** Opening Materials provided block **

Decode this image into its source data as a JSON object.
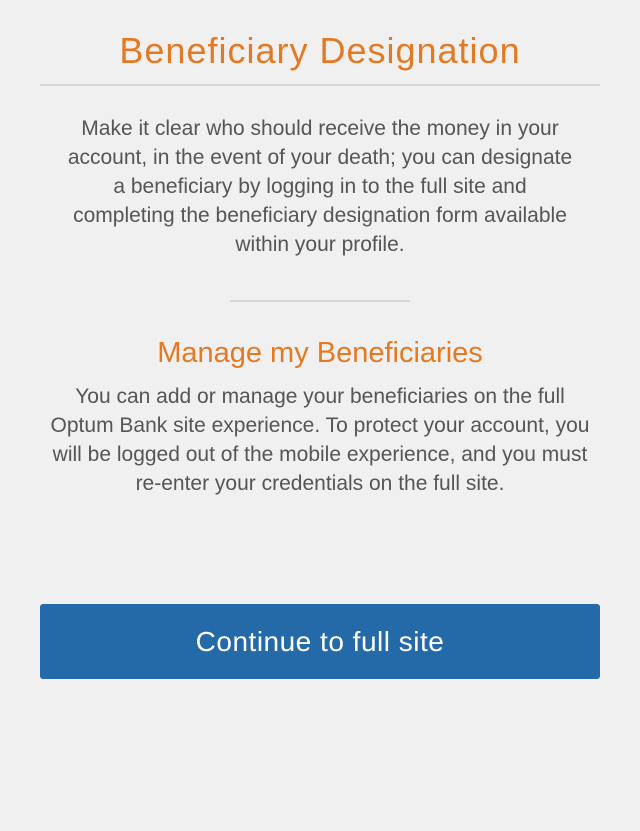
{
  "header": {
    "title": "Beneficiary Designation"
  },
  "intro": {
    "text": "Make it clear who should receive the money in your account, in the event of your death; you can designate a beneficiary by logging in to the full site and completing the beneficiary designation form available within your profile."
  },
  "manage": {
    "title": "Manage my Beneficiaries",
    "text": "You can add or manage your beneficiaries on the full Optum Bank site experience.  To protect your account, you will be logged out of the mobile experience, and you must re-enter your credentials on the full site."
  },
  "actions": {
    "continue_label": "Continue to full site"
  },
  "colors": {
    "accent": "#e37a23",
    "button": "#246aa9",
    "background": "#f0f0f0",
    "body_text": "#555558"
  }
}
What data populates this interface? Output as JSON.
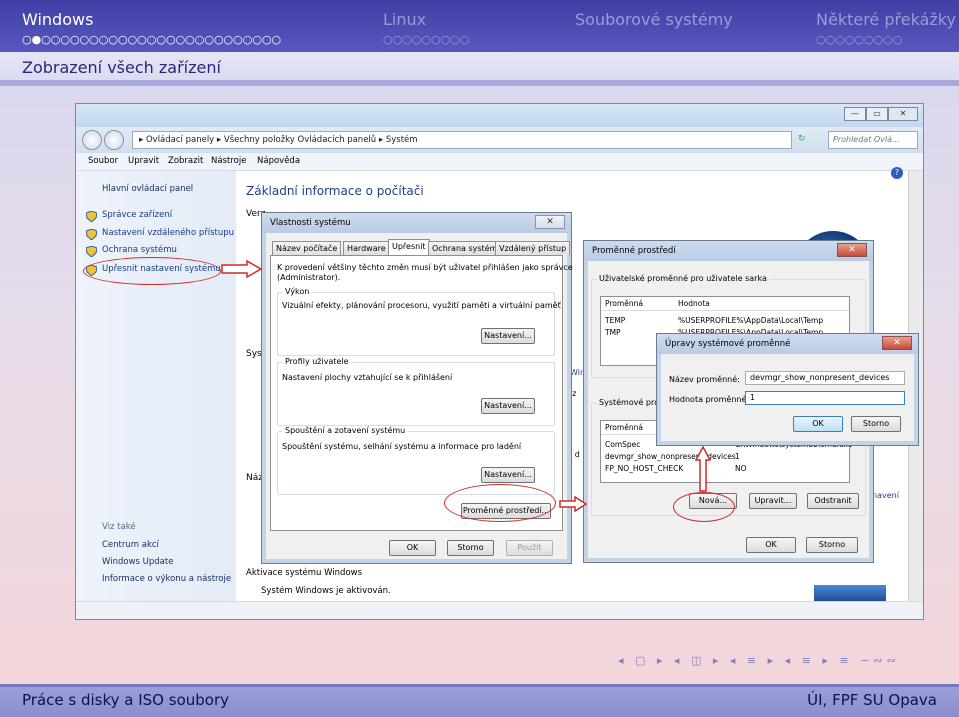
{
  "slide": {
    "sections": [
      "Windows",
      "Linux",
      "Souborové systémy",
      "Některé překážky"
    ],
    "dots": [
      "○●○○○○○○○○○○○○○○○○○○○○○○○○○",
      "○○○○○○○○○",
      "○○○○○○○○○"
    ],
    "frame_title": "Zobrazení všech zařízení",
    "footer_left": "Práce s disky a ISO soubory",
    "footer_right": "ÚI, FPF SU Opava",
    "nav_symbols": "◂ ▢ ▸ ◂ ◫ ▸ ◂ ≡ ▸ ◂ ≡ ▸ ≡ ∽∾∾"
  },
  "window": {
    "address": "▸  Ovládací panely  ▸  Všechny položky Ovládacích panelů  ▸  Systém",
    "search_placeholder": "Prohledat Ovlá...",
    "menu": [
      "Soubor",
      "Upravit",
      "Zobrazit",
      "Nástroje",
      "Nápověda"
    ],
    "sidebar_top": "Hlavní ovládací panel",
    "sidebar_links": [
      "Správce zařízení",
      "Nastavení vzdáleného přístupu",
      "Ochrana systému",
      "Upřesnit nastavení systému"
    ],
    "see_also_title": "Viz také",
    "see_also": [
      "Centrum akcí",
      "Windows Update",
      "Informace o výkonu a nástroje"
    ],
    "main_heading": "Základní informace o počítači",
    "frag_versions": "Verz",
    "frag_system": "Syst",
    "frag_name": "Náz",
    "frag_win": "Win",
    "frag_iz": "iz",
    "frag_id": "i d",
    "frag_navi": "navení",
    "activation_title": "Aktivace systému Windows",
    "activation_text": "Systém Windows je aktivován."
  },
  "sys_props": {
    "title": "Vlastnosti systému",
    "tabs": [
      "Název počítače",
      "Hardware",
      "Upřesnit",
      "Ochrana systému",
      "Vzdálený přístup"
    ],
    "admin_note_1": "K provedení většiny těchto změn musí být uživatel přihlášen jako správce",
    "admin_note_2": "(Administrator).",
    "perf_label": "Výkon",
    "perf_text": "Vizuální efekty, plánování procesoru, využití paměti a virtuální paměť",
    "profiles_label": "Profily uživatele",
    "profiles_text": "Nastavení plochy vztahující se k přihlášení",
    "startup_label": "Spouštění a zotavení systému",
    "startup_text": "Spouštění systému, selhání systému a informace pro ladění",
    "settings_btn": "Nastavení...",
    "env_btn": "Proměnné prostředí...",
    "ok": "OK",
    "cancel": "Storno",
    "apply": "Použít"
  },
  "env_vars": {
    "title": "Proměnné prostředí",
    "user_group": "Uživatelské proměnné pro uživatele sarka",
    "col_name": "Proměnná",
    "col_value": "Hodnota",
    "user_rows": [
      {
        "name": "TEMP",
        "value": "%USERPROFILE%\\AppData\\Local\\Temp"
      },
      {
        "name": "TMP",
        "value": "%USERPROFILE%\\AppData\\Local\\Temp"
      }
    ],
    "sys_group": "Systémové pro",
    "sys_rows": [
      {
        "name": "ComSpec",
        "value": "C:\\Windows\\system32\\cmd.exe"
      },
      {
        "name": "devmgr_show_nonpresent_devices",
        "value": "1"
      },
      {
        "name": "FP_NO_HOST_CHECK",
        "value": "NO"
      }
    ],
    "new_btn": "Nová...",
    "edit_btn": "Upravit...",
    "delete_btn": "Odstranit",
    "ok": "OK",
    "cancel": "Storno"
  },
  "edit_var": {
    "title": "Úpravy systémové proměnné",
    "name_label": "Název proměnné:",
    "name_value": "devmgr_show_nonpresent_devices",
    "value_label": "Hodnota proměnné:",
    "value_value": "1",
    "ok": "OK",
    "cancel": "Storno"
  }
}
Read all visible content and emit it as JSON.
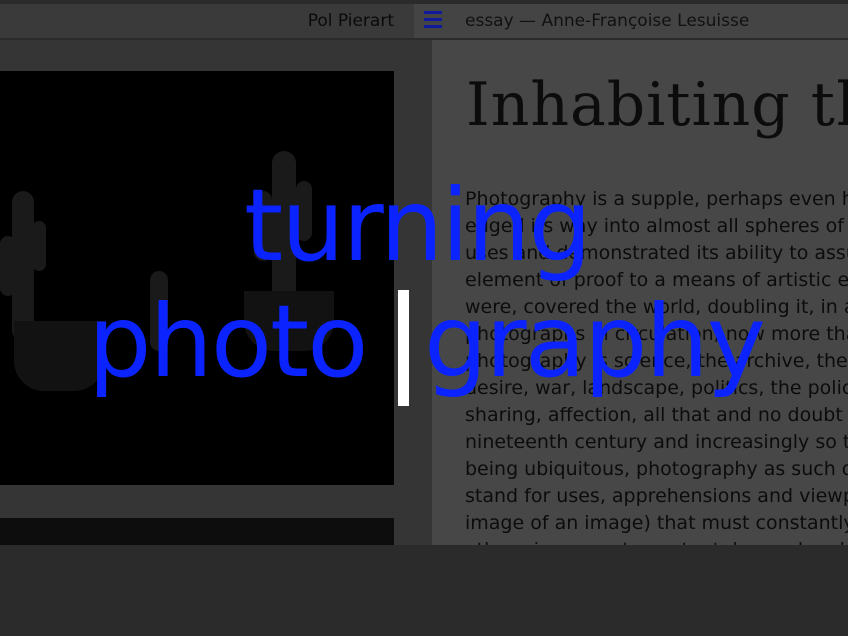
{
  "header": {
    "author": "Pol Pierart",
    "menu_icon": "hamburger-menu-icon",
    "essay_label": "essay — Anne-Françoise Lesuisse"
  },
  "essay": {
    "title": "Inhabiting the",
    "lines": [
      "Photography is a supple, perhaps even hy",
      "edged its way into almost all spheres of hu",
      "uses and demonstrated its ability to assum",
      "element of proof to a means of artistic exp",
      "were, covered the world, doubling it, in a",
      "photographs in circulation, now more than",
      "photography is science, the archive, the o",
      "desire, war, landscape, politics, the police",
      "sharing, affection, all that and no doubt m",
      "nineteenth century and increasingly so to",
      "being ubiquitous, photography as such do",
      "stand for uses, apprehensions and viewpo",
      "image of an image) that must constantly b",
      "other pieces, as to content, beyond and"
    ]
  },
  "overlay": {
    "line1": "turning",
    "line2_left": "photo",
    "line2_right": "graphy",
    "color": "#0a23ff"
  }
}
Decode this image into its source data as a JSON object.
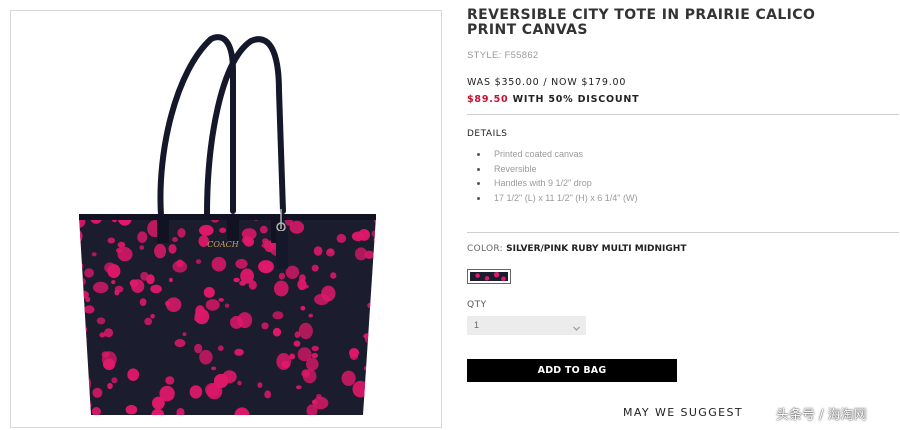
{
  "product": {
    "title": "REVERSIBLE CITY TOTE IN PRAIRIE CALICO PRINT CANVAS",
    "style": "STYLE: F55862",
    "price_line": "WAS $350.00 / NOW $179.00",
    "discount_price": "$89.50",
    "discount_text": " WITH 50% DISCOUNT",
    "logo_text": "COACH"
  },
  "details": {
    "heading": "DETAILS",
    "items": [
      "Printed coated canvas",
      "Reversible",
      "Handles with 9 1/2\" drop",
      "17 1/2\" (L) x 11 1/2\" (H) x 6 1/4\" (W)"
    ]
  },
  "color": {
    "label": "COLOR: ",
    "value": "SILVER/PINK RUBY MULTI MIDNIGHT",
    "swatch_colors": [
      "#1b1c2e",
      "#e0186a"
    ]
  },
  "quantity": {
    "label": "QTY",
    "selected": "1"
  },
  "actions": {
    "add_to_bag": "ADD TO BAG"
  },
  "suggest": {
    "heading": "MAY WE SUGGEST"
  },
  "watermark": {
    "text": "头条号 / 海淘网"
  }
}
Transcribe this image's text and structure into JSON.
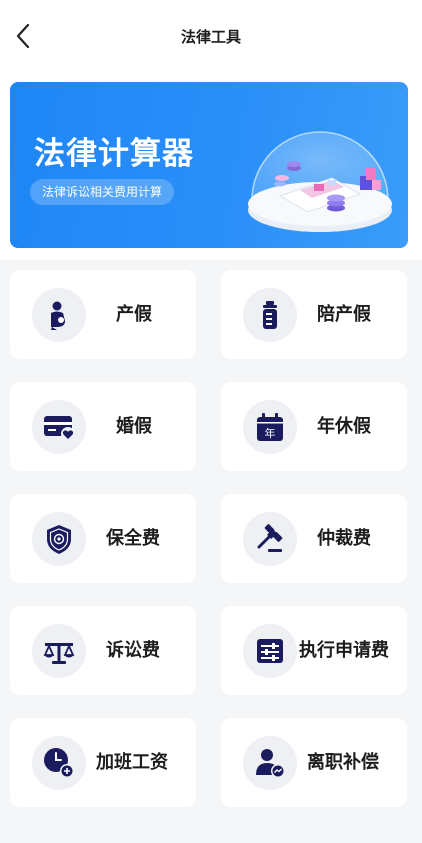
{
  "header": {
    "title": "法律工具"
  },
  "banner": {
    "title": "法律计算器",
    "subtitle": "法律诉讼相关费用计算"
  },
  "tools": [
    {
      "label": "产假",
      "icon": "maternity-icon"
    },
    {
      "label": "陪产假",
      "icon": "baby-bottle-icon"
    },
    {
      "label": "婚假",
      "icon": "marriage-card-icon"
    },
    {
      "label": "年休假",
      "icon": "calendar-icon",
      "icon_text": "年"
    },
    {
      "label": "保全费",
      "icon": "shield-icon"
    },
    {
      "label": "仲裁费",
      "icon": "gavel-icon"
    },
    {
      "label": "诉讼费",
      "icon": "scales-icon"
    },
    {
      "label": "执行申请费",
      "icon": "sliders-icon"
    },
    {
      "label": "加班工资",
      "icon": "overtime-clock-icon"
    },
    {
      "label": "离职补偿",
      "icon": "resignation-user-icon"
    }
  ],
  "colors": {
    "accent": "#1e86f6",
    "icon": "#1a1c5e",
    "card": "#ffffff",
    "background": "#f5f6f8"
  }
}
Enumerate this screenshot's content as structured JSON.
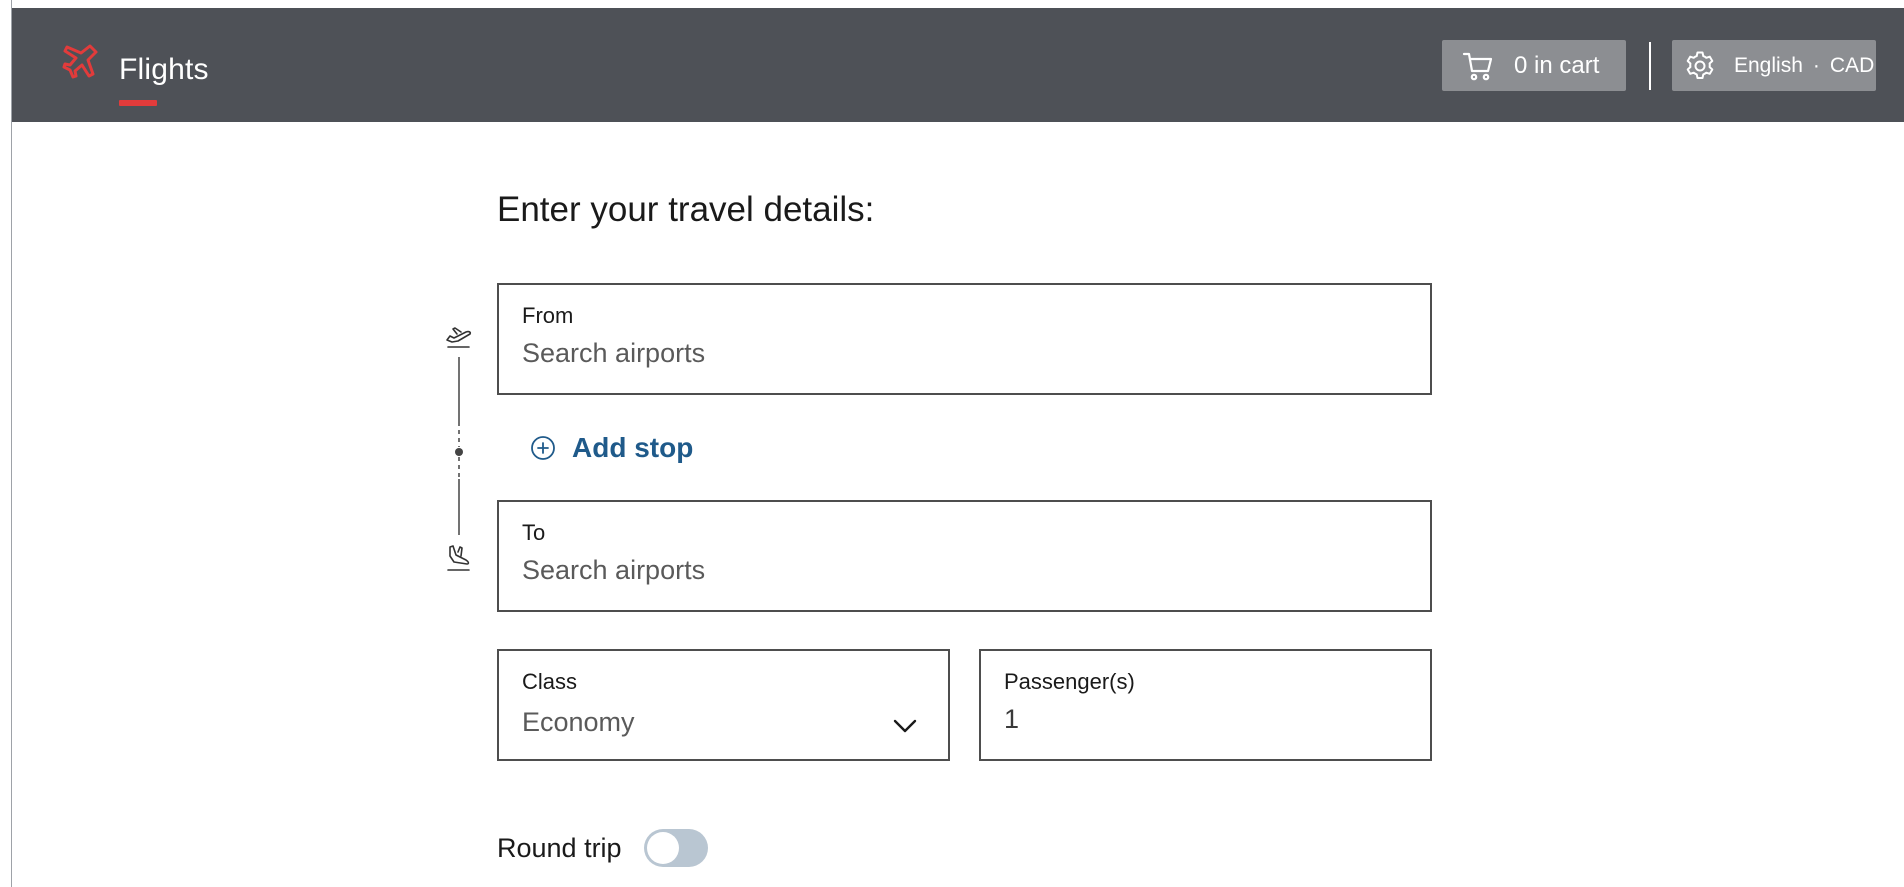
{
  "header": {
    "title": "Flights",
    "brand_icon": "plane-icon",
    "cart": {
      "label": "0 in cart",
      "icon": "cart-icon"
    },
    "locale": {
      "language": "English",
      "separator": "·",
      "currency": "CAD",
      "icon": "gear-icon"
    }
  },
  "form": {
    "heading": "Enter your travel details:",
    "from": {
      "label": "From",
      "placeholder": "Search airports"
    },
    "add_stop": {
      "label": "Add stop",
      "icon": "plus-circle-icon"
    },
    "to": {
      "label": "To",
      "placeholder": "Search airports"
    },
    "class": {
      "label": "Class",
      "value": "Economy",
      "icon": "chevron-down-icon"
    },
    "passengers": {
      "label": "Passenger(s)",
      "value": "1"
    },
    "round_trip": {
      "label": "Round trip",
      "enabled": false
    }
  },
  "colors": {
    "topbar": "#4e5157",
    "accent_red": "#e23b3b",
    "link_blue": "#1f5a8a",
    "button_grey": "#8c8e92",
    "toggle_off": "#b9c6d2"
  }
}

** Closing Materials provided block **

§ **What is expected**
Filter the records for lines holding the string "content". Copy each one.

§ **Written response**
Read all visible content and emit it as JSON.
      "other pieces, as to content, beyond and"
Enumerate this screenshot's content as structured JSON.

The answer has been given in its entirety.